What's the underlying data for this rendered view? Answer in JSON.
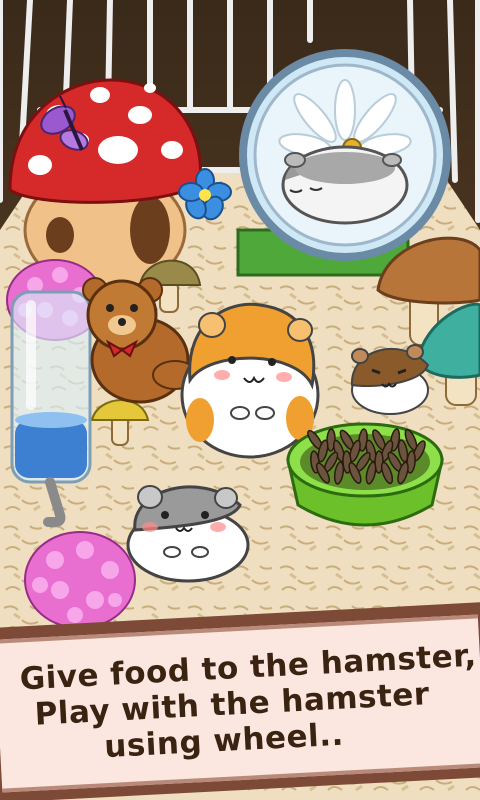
{
  "caption": {
    "line1": "Give food to the hamster,",
    "line2": "Play with the hamster",
    "line3": "using wheel.."
  },
  "colors": {
    "bedding": "#efdfc0",
    "mushroom_cap": "#d62a2a",
    "grass": "#4fa83a",
    "bowl": "#7ed43a",
    "hamster_orange": "#f0a030",
    "hamster_gray": "#9a9a9a",
    "banner_fill": "#fbe6e0",
    "banner_text": "#3b2312"
  }
}
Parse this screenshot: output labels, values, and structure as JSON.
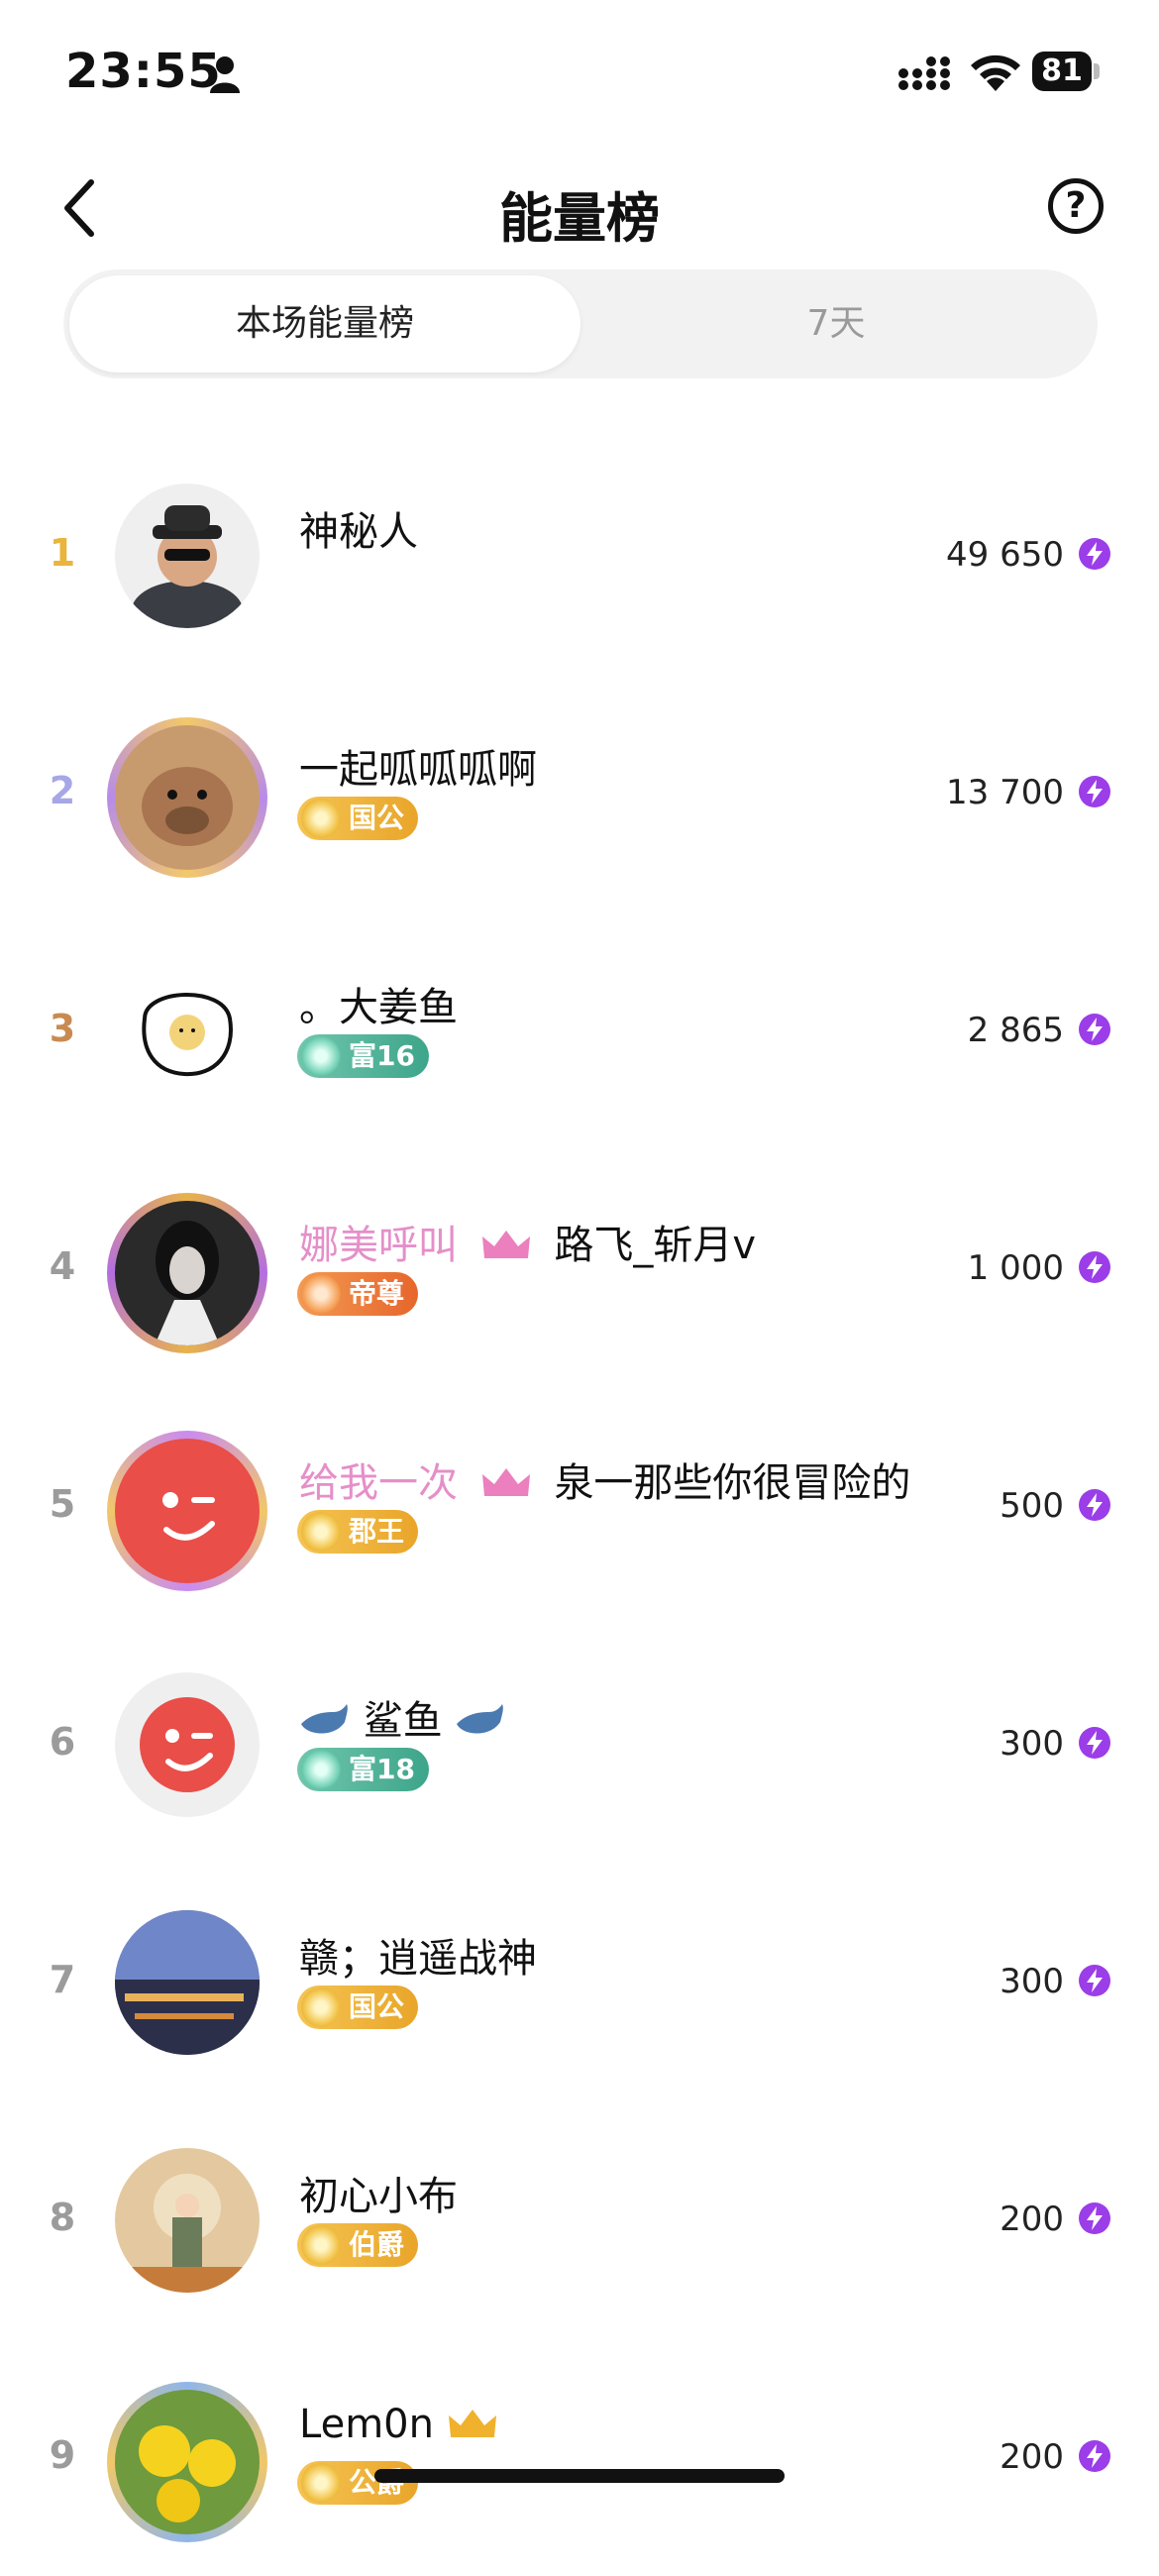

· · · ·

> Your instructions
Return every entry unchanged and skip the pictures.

> Expected output
What's the underlying data for this rendered view? Answer in JSON.
{
  "caption": {
    "line1": "Give food to the hamster,",
    "line2": "Play with the hamster",
    "line3": "using wheel.."
  },
  "colors": {
    "bedding": "#efdfc0",
    "mushroom_cap": "#d62a2a",
    "grass": "#4fa83a",
    "bowl": "#7ed43a",
    "hamster_orange": "#f0a030",
    "hamster_gray": "#9a9a9a",
    "banner_fill": "#fbe6e0",
    "banner_text": "#3b2312"
  }
}
Parse this screenshot: output labels, values, and structure as JSON.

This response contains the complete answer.